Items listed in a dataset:
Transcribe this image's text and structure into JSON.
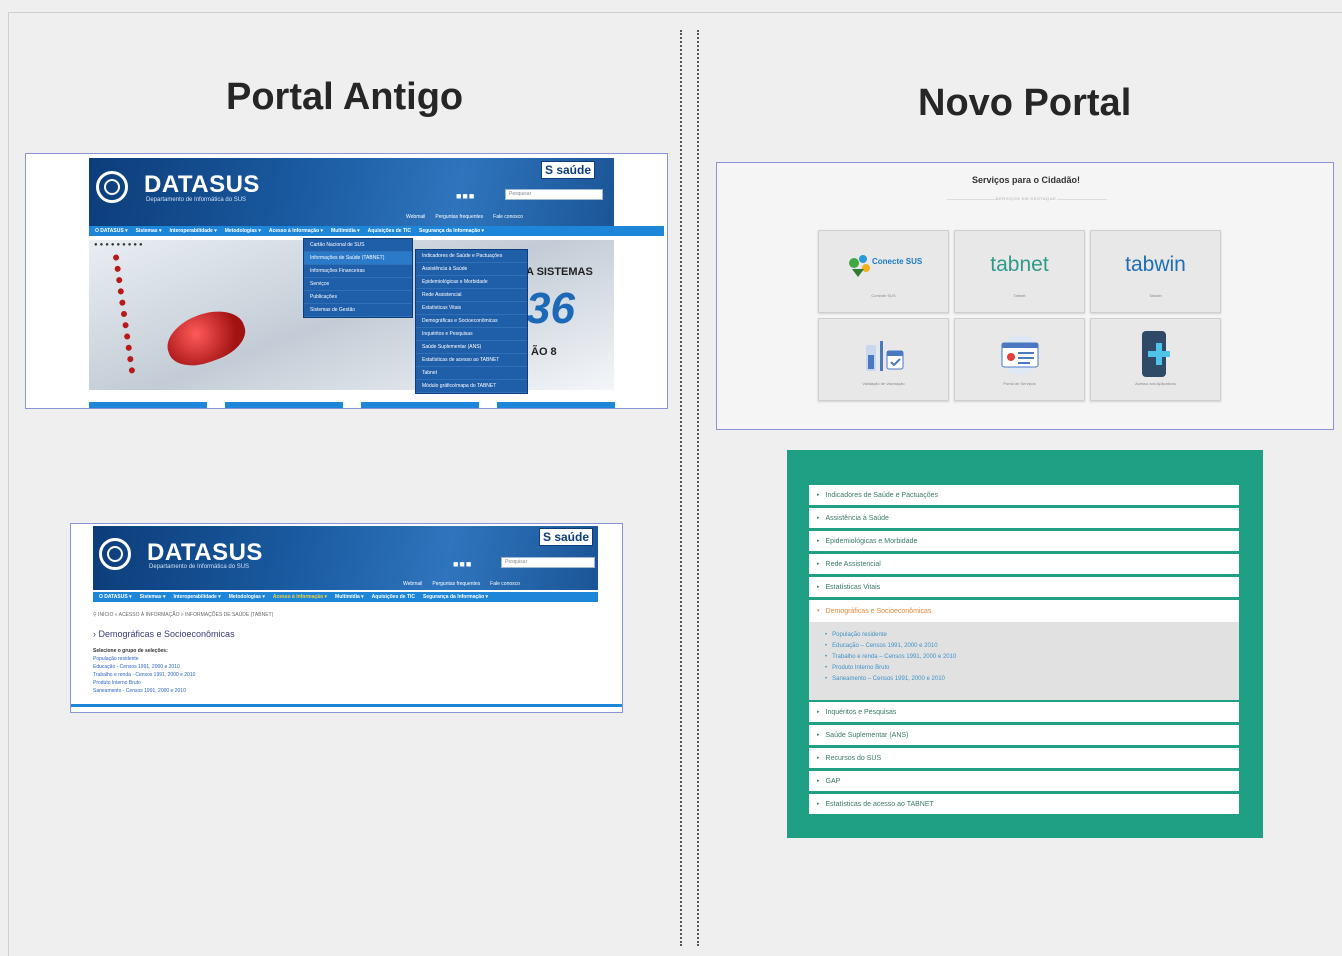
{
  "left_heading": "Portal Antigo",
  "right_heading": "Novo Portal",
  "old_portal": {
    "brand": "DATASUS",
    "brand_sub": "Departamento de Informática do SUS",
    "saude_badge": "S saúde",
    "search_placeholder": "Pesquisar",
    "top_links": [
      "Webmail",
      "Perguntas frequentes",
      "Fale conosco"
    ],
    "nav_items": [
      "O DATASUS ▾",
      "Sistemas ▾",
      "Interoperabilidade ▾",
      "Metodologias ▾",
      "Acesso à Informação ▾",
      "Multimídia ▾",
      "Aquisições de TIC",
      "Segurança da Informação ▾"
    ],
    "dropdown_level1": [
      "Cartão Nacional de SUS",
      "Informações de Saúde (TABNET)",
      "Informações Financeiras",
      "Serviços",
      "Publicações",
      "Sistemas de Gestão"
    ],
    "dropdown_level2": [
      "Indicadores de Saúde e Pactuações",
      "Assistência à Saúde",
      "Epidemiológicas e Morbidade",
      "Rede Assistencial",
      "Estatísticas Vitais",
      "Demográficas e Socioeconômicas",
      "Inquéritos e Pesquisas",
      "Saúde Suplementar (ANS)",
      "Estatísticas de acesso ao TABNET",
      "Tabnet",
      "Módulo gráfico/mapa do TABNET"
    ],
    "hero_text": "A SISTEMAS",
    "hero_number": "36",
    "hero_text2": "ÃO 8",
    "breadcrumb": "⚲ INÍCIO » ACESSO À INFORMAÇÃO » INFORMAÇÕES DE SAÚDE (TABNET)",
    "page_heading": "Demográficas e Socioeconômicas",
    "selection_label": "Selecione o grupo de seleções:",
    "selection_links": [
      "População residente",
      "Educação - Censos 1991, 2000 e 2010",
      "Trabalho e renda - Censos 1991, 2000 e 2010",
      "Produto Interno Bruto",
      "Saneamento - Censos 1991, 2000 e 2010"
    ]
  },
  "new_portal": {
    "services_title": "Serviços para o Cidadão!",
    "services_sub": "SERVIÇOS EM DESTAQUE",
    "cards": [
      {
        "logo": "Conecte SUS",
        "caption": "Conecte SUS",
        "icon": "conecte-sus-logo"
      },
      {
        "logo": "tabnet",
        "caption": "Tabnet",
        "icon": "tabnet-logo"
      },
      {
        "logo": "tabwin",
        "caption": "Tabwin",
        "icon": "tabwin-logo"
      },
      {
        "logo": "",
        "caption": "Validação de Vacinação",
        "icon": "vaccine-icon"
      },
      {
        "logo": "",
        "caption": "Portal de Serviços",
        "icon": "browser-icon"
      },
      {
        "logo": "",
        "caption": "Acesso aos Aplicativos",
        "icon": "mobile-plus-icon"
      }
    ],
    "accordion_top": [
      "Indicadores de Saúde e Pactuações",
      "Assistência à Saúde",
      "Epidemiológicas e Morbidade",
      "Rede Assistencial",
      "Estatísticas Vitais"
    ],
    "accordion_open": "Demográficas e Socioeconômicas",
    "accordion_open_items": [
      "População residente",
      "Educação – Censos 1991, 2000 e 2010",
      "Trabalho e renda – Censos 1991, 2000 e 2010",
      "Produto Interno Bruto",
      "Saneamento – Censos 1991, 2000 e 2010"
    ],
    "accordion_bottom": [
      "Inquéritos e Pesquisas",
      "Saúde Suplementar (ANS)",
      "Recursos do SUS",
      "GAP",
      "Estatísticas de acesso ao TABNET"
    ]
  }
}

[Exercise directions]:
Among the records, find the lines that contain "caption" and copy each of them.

[Reply to the task]:
        "caption": "Conecte SUS",
        "caption": "Tabnet",
        "caption": "Tabwin",
        "caption": "Validação de Vacinação",
        "caption": "Portal de Serviços",
        "caption": "Acesso aos Aplicativos",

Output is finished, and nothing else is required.